Among the agenda items — the health department’s benchmark presentation, the UT Medical Center data report, the educational institutions’ update, a review of the health board regulations such as the face-covering mandate and the bars curfew; a discussion of restricting alcohol sales and consumption after 10 p.m. (along with a draft regulation); a revised draft regulation to limit gatherings and a discussion and review of the Tennessee Pledge.
“I’m glad for an even playing field, that’s kind of what this feels like for us,” said co-owners of Tern Club, Ryan Shanley and Jocelyn Morin.
“It’s been difficult with the 10 p.m. curfew for us and our staff, and while we support these regulations and are doing our best to uphold those regulations, we were happy to see that across the board all places have to close,” Shanley said.
Minutes before the meeting began at 5 p.m., dozens of restaurants and bars banded together, arguing in a letter sent by attorney Greg Issacs that the board hasn’t provided scientific evidence for the potential move for alcohol sales restrictions. They want a delay in order to make their case.
During the meeting, officials with the city and police department discussed enforcement, which can be requested by the health board.
Enforcement being a key component for regulations passed Wednesday; however, city and police leaders emphasized education.
“There have been a lot of community discussions about enforcement,” Mayor Kincannon said to the board. “I just wanted to say the city of Knoxville and the Knoxville Police Department are ready, able, and willing to help with enforcement of all board of health regulations.”
Knoxville Police Chief Eve Thomas said she had already spoken with Chief Lane, and planned to talk with Knox County Sheriff Tom Spangler about enforcement and working together.

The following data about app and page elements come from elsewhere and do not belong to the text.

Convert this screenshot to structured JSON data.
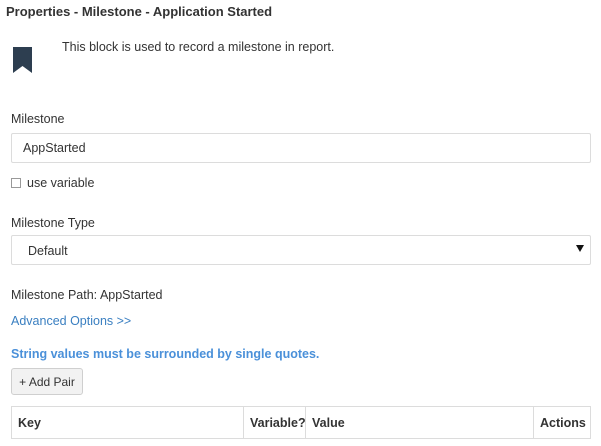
{
  "panel": {
    "title": "Properties - Milestone - Application Started",
    "description": "This block is used to record a milestone in report.",
    "icon": "bookmark-icon"
  },
  "milestone": {
    "label": "Milestone",
    "value": "AppStarted",
    "use_variable_label": "use variable",
    "use_variable_checked": false
  },
  "milestone_type": {
    "label": "Milestone Type",
    "selected": "Default"
  },
  "milestone_path": "Milestone Path: AppStarted",
  "advanced_options_link": "Advanced Options >>",
  "info_text": "String values must be surrounded by single quotes.",
  "add_pair_label": "+ Add Pair",
  "pairs_table": {
    "headers": [
      "Key",
      "Variable?",
      "Value",
      "Actions"
    ]
  },
  "colors": {
    "link": "#3a7fc1",
    "info": "#4a90d9",
    "icon": "#2d3e50"
  }
}
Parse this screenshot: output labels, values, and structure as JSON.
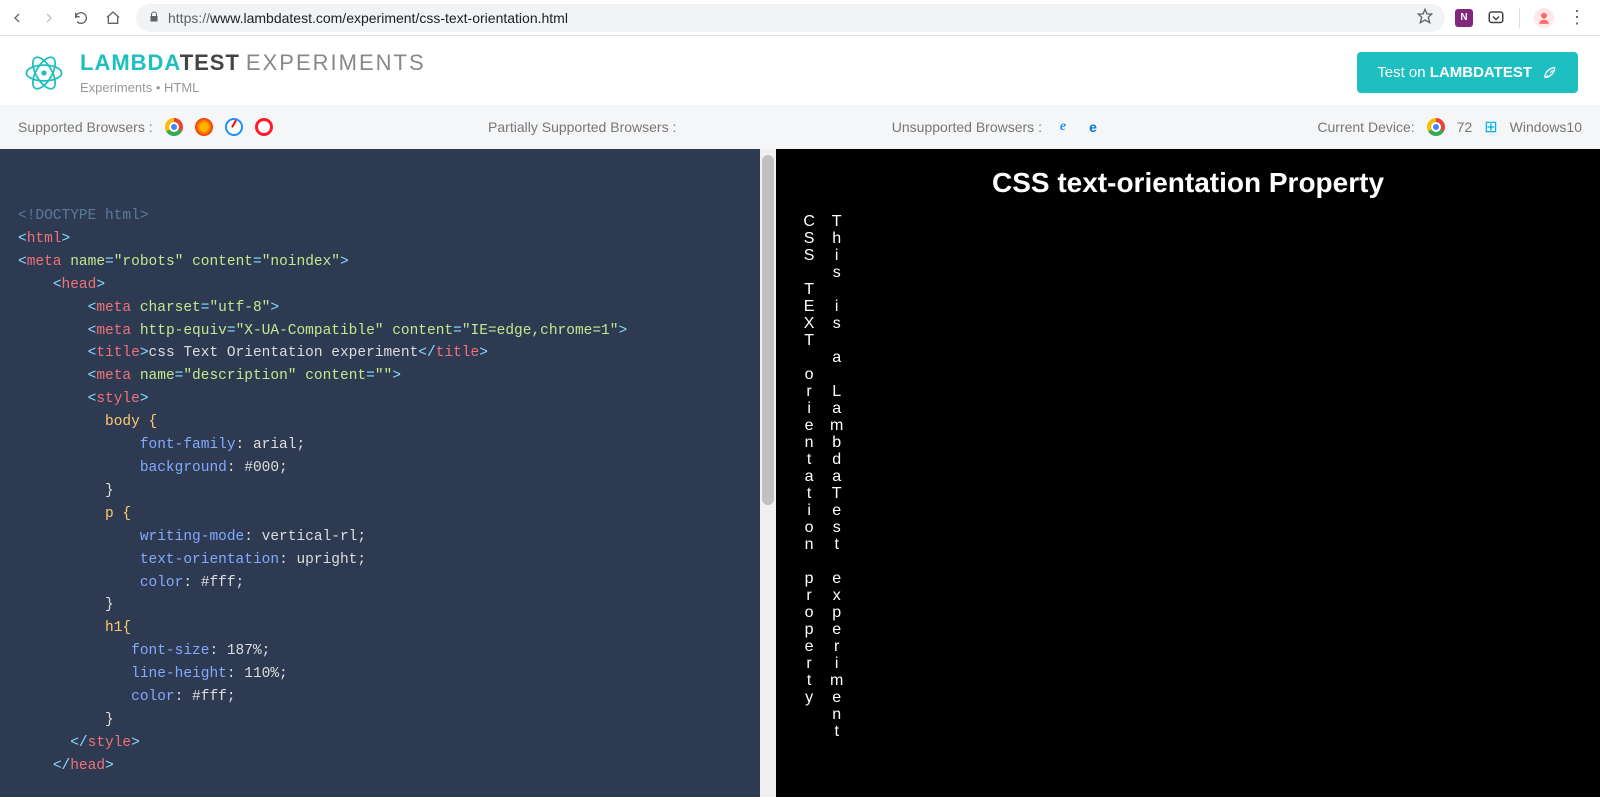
{
  "browser": {
    "url_proto": "https://",
    "url_rest": "www.lambdatest.com/experiment/css-text-orientation.html"
  },
  "header": {
    "logo_lambda": "LAMBDA",
    "logo_test": "TEST",
    "logo_exp": "EXPERIMENTS",
    "subtitle": "Experiments • HTML",
    "cta_prefix": "Test on ",
    "cta_strong": "LAMBDATEST"
  },
  "strip": {
    "supported_label": "Supported Browsers :",
    "partial_label": "Partially Supported Browsers :",
    "unsupported_label": "Unsupported Browsers :",
    "device_label": "Current Device:",
    "device_version": "72",
    "device_os": "Windows10"
  },
  "code": {
    "l1": "<!DOCTYPE html>",
    "l2_open": "<",
    "l2_tag": "html",
    "l2_close": ">",
    "l3_open": "<",
    "l3_tag": "meta",
    "l3_a1": "name",
    "l3_v1": "\"robots\"",
    "l3_a2": "content",
    "l3_v2": "\"noindex\"",
    "l3_close": ">",
    "l4": "head",
    "l5_tag": "meta",
    "l5_a": "charset",
    "l5_v": "\"utf-8\"",
    "l6_tag": "meta",
    "l6_a1": "http-equiv",
    "l6_v1": "\"X-UA-Compatible\"",
    "l6_a2": "content",
    "l6_v2": "\"IE=edge,chrome=1\"",
    "l7_tag": "title",
    "l7_text": "css Text Orientation experiment",
    "l8_tag": "meta",
    "l8_a1": "name",
    "l8_v1": "\"description\"",
    "l8_a2": "content",
    "l8_v2": "\"\"",
    "l9_tag": "style",
    "css_body_sel": "body {",
    "css_ff_prop": "font-family",
    "css_ff_val": ": arial;",
    "css_bg_prop": "background",
    "css_bg_val": ": #000;",
    "css_close": "}",
    "css_p_sel": "p {",
    "css_wm_prop": "writing-mode",
    "css_wm_val": ": vertical-rl;",
    "css_to_prop": "text-orientation",
    "css_to_val": ": upright;",
    "css_col_prop": "color",
    "css_col_val": ": #fff;",
    "css_h1_sel": "h1{",
    "css_fs_prop": "font-size",
    "css_fs_val": ": 187%;",
    "css_lh_prop": "line-height",
    "css_lh_val": ": 110%;",
    "l_style_close": "style",
    "l_head_close": "head"
  },
  "preview": {
    "heading": "CSS text-orientation Property",
    "p1": "CSS TEXT orientation property",
    "p2": "This is a LambdaTest experiment"
  }
}
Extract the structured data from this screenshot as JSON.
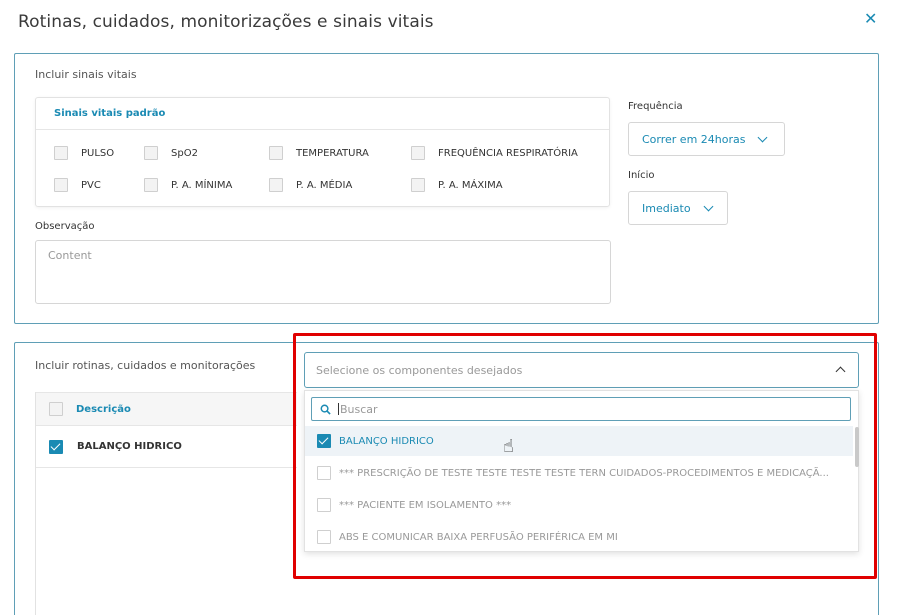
{
  "modal": {
    "title": "Rotinas, cuidados, monitorizações e sinais vitais",
    "close": "✕"
  },
  "vitals_section": {
    "title": "Incluir sinais vitais",
    "card_header": "Sinais vitais padrão",
    "items": [
      "PULSO",
      "SpO2",
      "TEMPERATURA",
      "FREQUÊNCIA RESPIRATÓRIA",
      "PVC",
      "P. A. MÍNIMA",
      "P. A. MÉDIA",
      "P. A. MÁXIMA"
    ],
    "observation_label": "Observação",
    "observation_placeholder": "Content",
    "frequency_label": "Frequência",
    "frequency_value": "Correr em 24horas",
    "start_label": "Início",
    "start_value": "Imediato"
  },
  "routines_section": {
    "title": "Incluir rotinas, cuidados e monitorações",
    "table_header": "Descrição",
    "rows": [
      "BALANÇO HIDRICO"
    ],
    "select_placeholder": "Selecione os componentes desejados",
    "search_placeholder": "Buscar",
    "options": [
      {
        "label": "BALANÇO HIDRICO",
        "checked": true
      },
      {
        "label": "*** PRESCRIÇÃO DE TESTE TESTE TESTE TESTE TERN CUIDADOS-PROCEDIMENTOS E MEDICAÇÃ...",
        "checked": false
      },
      {
        "label": "*** PACIENTE EM ISOLAMENTO ***",
        "checked": false
      },
      {
        "label": "ABS E COMUNICAR BAIXA PERFUSÃO PERIFÉRICA EM MI",
        "checked": false
      }
    ]
  },
  "colors": {
    "accent": "#1a8ab3",
    "panel_border": "#5f9fb6",
    "highlight": "#e00000"
  }
}
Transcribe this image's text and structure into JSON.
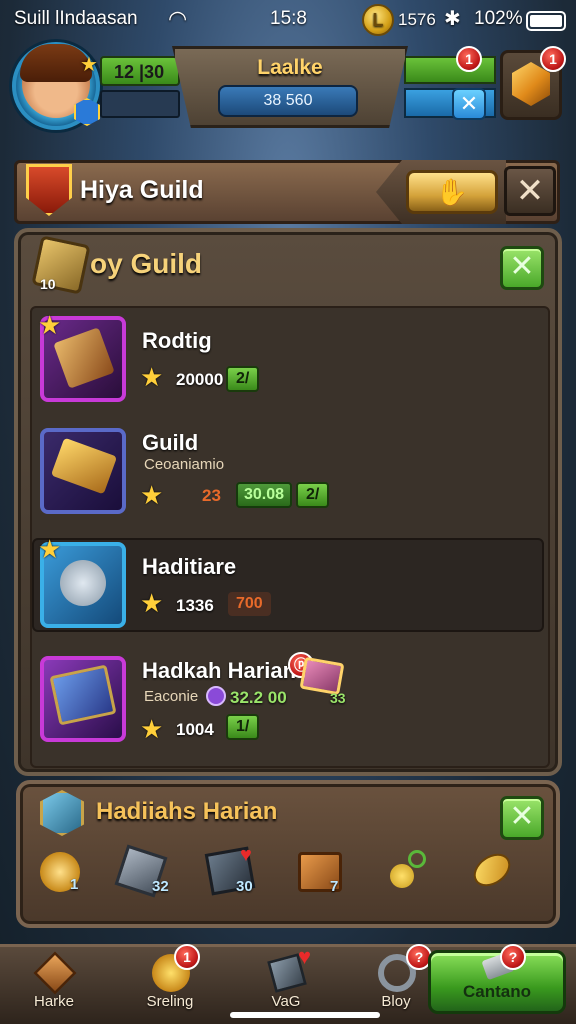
{
  "status": {
    "carrier": "Suill lIndaasan",
    "time": "15:8",
    "coins": "1576",
    "coin_glyph": "L",
    "battery": "102%",
    "wifi_icon": "wifi-icon",
    "bluetooth_icon": "bluetooth-icon"
  },
  "hud": {
    "level": "12 |30",
    "title": "Laalke",
    "title_value": "38 560",
    "badge_count": "1",
    "gem_badge": "1"
  },
  "guild_header": {
    "title": "Hiya Guild"
  },
  "panel": {
    "title": "oy Guild",
    "icon_number": "10"
  },
  "rows": [
    {
      "name": "Rodtig",
      "value": "20000",
      "pill": "2/"
    },
    {
      "name": "Guild",
      "sub": "Ceoaniamio",
      "orange": "23",
      "green_value": "30.08",
      "pill": "2/"
    },
    {
      "name": "Haditiare",
      "value": "1336",
      "dark_pill": "700"
    },
    {
      "name": "Hadkah Harian",
      "sub": "Eaconie",
      "green_value": "32.2 00",
      "extra": "33",
      "value": "1004",
      "pill": "1/"
    }
  ],
  "daily": {
    "title": "Hadiiahs Harian",
    "rewards": [
      {
        "icon": "medal-icon",
        "count": "1"
      },
      {
        "icon": "iron-crate-icon",
        "count": "32"
      },
      {
        "icon": "dark-crate-icon",
        "count": "30"
      },
      {
        "icon": "chest-icon",
        "count": "7"
      },
      {
        "icon": "potion-icon",
        "count": ""
      },
      {
        "icon": "gold-coin-icon",
        "count": ""
      }
    ]
  },
  "nav": {
    "items": [
      {
        "label": "Harke",
        "icon": "crate-icon"
      },
      {
        "label": "Sreling",
        "icon": "coin-icon",
        "badge": "1"
      },
      {
        "label": "VaG",
        "icon": "box-heart-icon"
      },
      {
        "label": "Bloy",
        "icon": "ring-icon",
        "badge": "?"
      }
    ],
    "play_label": "Cantano",
    "play_badge": "?"
  }
}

Thomas emphasized that while they’re still focused on education, a clearer definition of what bars would help with efforts.
University of Tennessee officials said they knew of “at least two” students who had been hospitalized due to COVID-19.
The meeting adjourned at 8:14 p.m.
The new regulations will take effect Friday.